16001650 in fashion

Fashion in the period 16001650 in Western European clothing is characterized by the disappearance of the ruff in favour of broad lace or linen collars. Waistlines rose through the period for both men and women. Other notable fashions included full, slashed sleeves and tall or broad hats with brims. For men, hose disappeared in favour of breeches. The artist Rubens with his first wife c. 1610. Her long, rounded stomacher and jacket-like bodice are characteristic Dutch fashions The silhouette, which was essentially close to the body with tight sleeves and a low, pointed waist to around 1615, gradually softened and broadened. Sleeves became very full, and in the 1620s and 1630s were often paned or slashed to show the voluminous sleeves of the shirt or chemise beneath. Waistlines rose. Spanish fashions remained very conservative. The ruff lingered longest in Spain and Holland, but disappeared first for men and later for women in France and England. The social tensions leading to the English Civil War were reflected in English fashion, with the elaborate French styles popular at the courts of James I and his son Charles I contrasting with the sober styles in sadd or somber colours favoured by Puritans and exported to the early settlements of New England (see below). In the early decades of the century, a trend among poets and artists to adopt a fashionable pose of melancholia is reflected in fashion, where the characteristic touches are dark colours, open collars, unbuttoned robes or doublets, and a generally disheveled appearance, accompanied in portraits by world-weary poses and sad expressions. Fabric and patterns Scrolling floral embroidery decorates this Engl
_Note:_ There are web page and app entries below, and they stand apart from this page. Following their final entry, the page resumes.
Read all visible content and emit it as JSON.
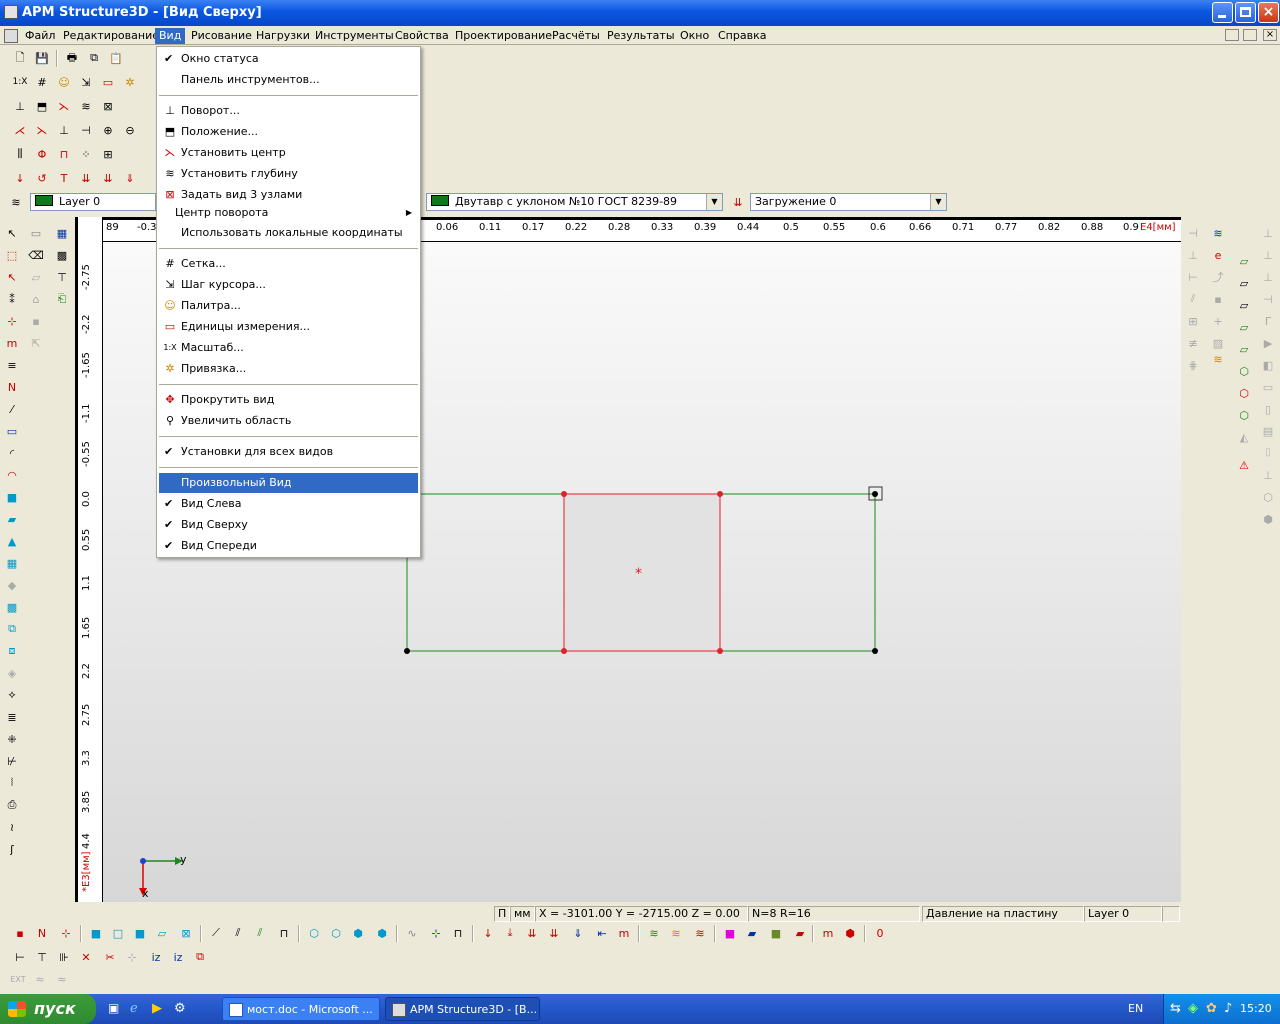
{
  "window": {
    "title": "APM Structure3D - [Вид Сверху]"
  },
  "menubar": {
    "items": [
      "Файл",
      "Редактирование",
      "Вид",
      "Рисование",
      "Нагрузки",
      "Инструменты",
      "Свойства",
      "Проектирование",
      "Расчёты",
      "Результаты",
      "Окно",
      "Справка"
    ],
    "active": "Вид"
  },
  "toolbar": {
    "layer": "Layer 0",
    "section": "Двутавр с уклоном  №10 ГОСТ 8239-89",
    "loading": "Загружение 0"
  },
  "view_menu": {
    "items": [
      {
        "label": "Окно статуса",
        "checked": true
      },
      {
        "label": "Панель инструментов..."
      },
      {
        "label": "Поворот...",
        "icon": "rotate-icon"
      },
      {
        "label": "Положение...",
        "icon": "position-icon"
      },
      {
        "label": "Установить центр",
        "icon": "set-center-icon"
      },
      {
        "label": "Установить глубину",
        "icon": "set-depth-icon"
      },
      {
        "label": "Задать вид 3 узлами",
        "icon": "three-nodes-icon"
      },
      {
        "label": "Центр поворота",
        "submenu": true
      },
      {
        "label": "Использовать локальные координаты"
      },
      {
        "label": "Сетка...",
        "icon": "grid-icon"
      },
      {
        "label": "Шаг курсора...",
        "icon": "cursor-step-icon"
      },
      {
        "label": "Палитра...",
        "icon": "palette-icon"
      },
      {
        "label": "Единицы измерения...",
        "icon": "units-icon"
      },
      {
        "label": "Масштаб...",
        "icon": "scale-icon"
      },
      {
        "label": "Привязка...",
        "icon": "snap-icon"
      },
      {
        "label": "Прокрутить вид",
        "icon": "scroll-view-icon"
      },
      {
        "label": "Увеличить область",
        "icon": "zoom-area-icon"
      },
      {
        "label": "Установки для всех видов",
        "checked": true
      },
      {
        "label": "Произвольный Вид",
        "highlighted": true
      },
      {
        "label": "Вид Слева",
        "checked": true
      },
      {
        "label": "Вид Сверху",
        "checked": true
      },
      {
        "label": "Вид Спереди",
        "checked": true
      }
    ]
  },
  "ruler": {
    "top_ticks": [
      "89",
      "-0.3",
      "0.06",
      "0.11",
      "0.17",
      "0.22",
      "0.28",
      "0.33",
      "0.39",
      "0.44",
      "0.5",
      "0.55",
      "0.6",
      "0.66",
      "0.71",
      "0.77",
      "0.82",
      "0.88",
      "0.9"
    ],
    "top_unit": "E4[мм]",
    "left_ticks": [
      "-2.75",
      "-2.2",
      "-1.65",
      "-1.1",
      "-0.55",
      "0.0",
      "0.55",
      "1.1",
      "1.65",
      "2.2",
      "2.75",
      "3.3",
      "3.85",
      "4.4"
    ],
    "left_unit": "*E3[мм]"
  },
  "axes": {
    "y": "y",
    "x": "x"
  },
  "status": {
    "mode1": "П",
    "units": "мм",
    "coords": "X = -3101.00 Y = -2715.00 Z = 0.00",
    "counts": "N=8 R=16",
    "hint": "Давление на пластину",
    "layer": "Layer 0"
  },
  "bottom_toolbar": {
    "ext": "EXT"
  },
  "taskbar": {
    "start": "пуск",
    "tasks": [
      "мост.doc - Microsoft ...",
      "APM Structure3D - [В..."
    ],
    "lang": "EN",
    "time": "15:20"
  },
  "colors": {
    "accent": "#316ac5",
    "plate_edge": "#e0202a",
    "beam": "#1a8a1a",
    "titlebar": "#0a56e0"
  }
}
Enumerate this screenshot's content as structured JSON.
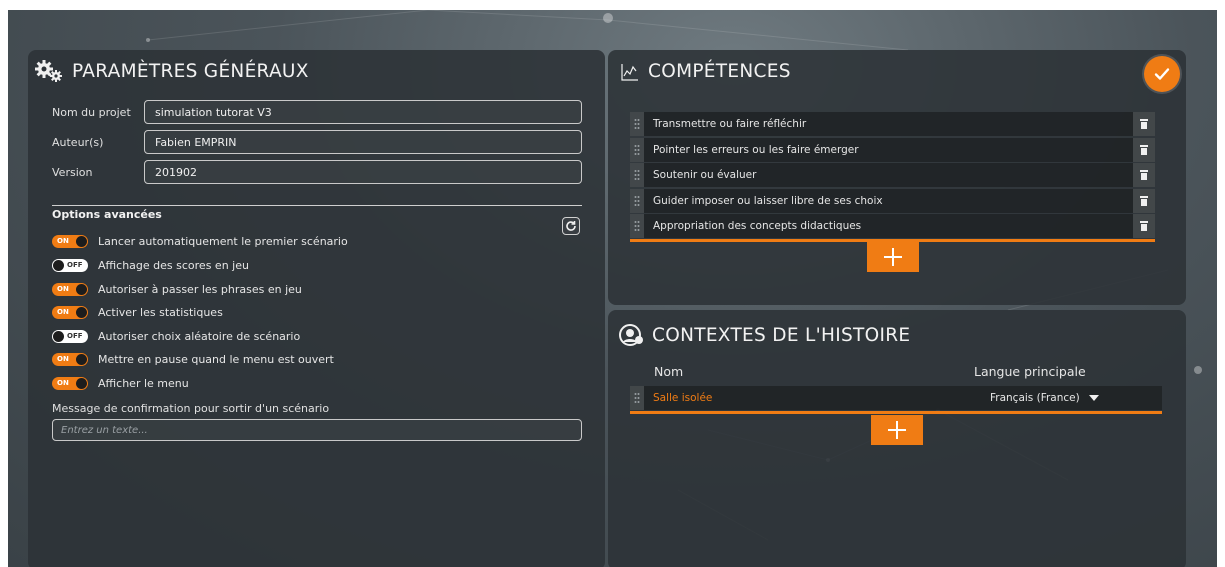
{
  "general": {
    "title": "PARAMÈTRES GÉNÉRAUX",
    "fields": [
      {
        "label": "Nom du projet",
        "value": "simulation tutorat V3"
      },
      {
        "label": "Auteur(s)",
        "value": "Fabien EMPRIN"
      },
      {
        "label": "Version",
        "value": "201902"
      }
    ],
    "advanced_title": "Options avancées",
    "options": [
      {
        "label": "Lancer automatiquement le premier scénario",
        "state": "ON"
      },
      {
        "label": "Affichage des scores en jeu",
        "state": "OFF"
      },
      {
        "label": "Autoriser à passer les phrases en jeu",
        "state": "ON"
      },
      {
        "label": "Activer les statistiques",
        "state": "ON"
      },
      {
        "label": "Autoriser choix aléatoire de scénario",
        "state": "OFF"
      },
      {
        "label": "Mettre en pause quand le menu est ouvert",
        "state": "ON"
      },
      {
        "label": "Afficher le menu",
        "state": "ON"
      }
    ],
    "exit_message_label": "Message de confirmation pour sortir d'un scénario",
    "exit_message_placeholder": "Entrez un texte..."
  },
  "competences": {
    "title": "COMPÉTENCES",
    "items": [
      "Transmettre ou faire réfléchir",
      "Pointer les erreurs ou les faire émerger",
      "Soutenir ou évaluer",
      "Guider imposer ou laisser libre de ses choix",
      "Appropriation des concepts didactiques"
    ]
  },
  "contexts": {
    "title": "CONTEXTES DE L'HISTOIRE",
    "col_name": "Nom",
    "col_lang": "Langue principale",
    "rows": [
      {
        "name": "Salle isolée",
        "language": "Français (France)"
      }
    ]
  },
  "colors": {
    "accent": "#f07c14",
    "panel": "#2c3237"
  },
  "icons": [
    "gears-icon",
    "chart-icon",
    "check-icon",
    "context-icon",
    "refresh-icon",
    "trash-icon",
    "grip-icon",
    "plus-icon",
    "dropdown-arrow-icon"
  ]
}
shwoman's dress, petticoat, and linen jacket, accented with yellow-tinted reticella collar, cuffs, and headdress, c. 161418. Figured silks with elaborate pomegranate or artichoke patterns are still seen in this period, especially in Spain, but a lighter style of scrolling floral motifs, woven or embroidered, was popular, especially in England. The great flowering of needlelace occurred in this period. Geometric reticella deriving from cutwork was elaborated into true needlelace or punto in aria (called in England "point lace"), which also reflected the popular scrolling floral designs.[1][2][3] In England, embroidered linen silk jackets fastened with ribbon ties were fashionable for both men and women from c. 16001620, as was reticella tinted with yellow starch. Overgowns with split sleeves (often trimmed with horizontal rows of braid) were worn by both men and women. From the 1620s, surface ornament fell out of fashion in favour of solid-colour satins, and functional ribbon bows or points became elaborate masses of rosettes and looped trim. [edit]Portraiture and fantasy In England from the 1630s, under the influence of literature and especially court masques, Anthony van Dyck and his followers created a fashion for having one's portrait painted in exotic, historical or pastoral dress, or in simplified contemporary fashion with various scarves, cloaks, mantles, and jewels added to evoke a classic or romantic mood, and also to prevent the portrait appearing dated within a few years. These paintings are the progenitors of the fashion of the later 17th century for having one's portrait painted in undress, and do not necessarily reflect clothing as it was actually worn.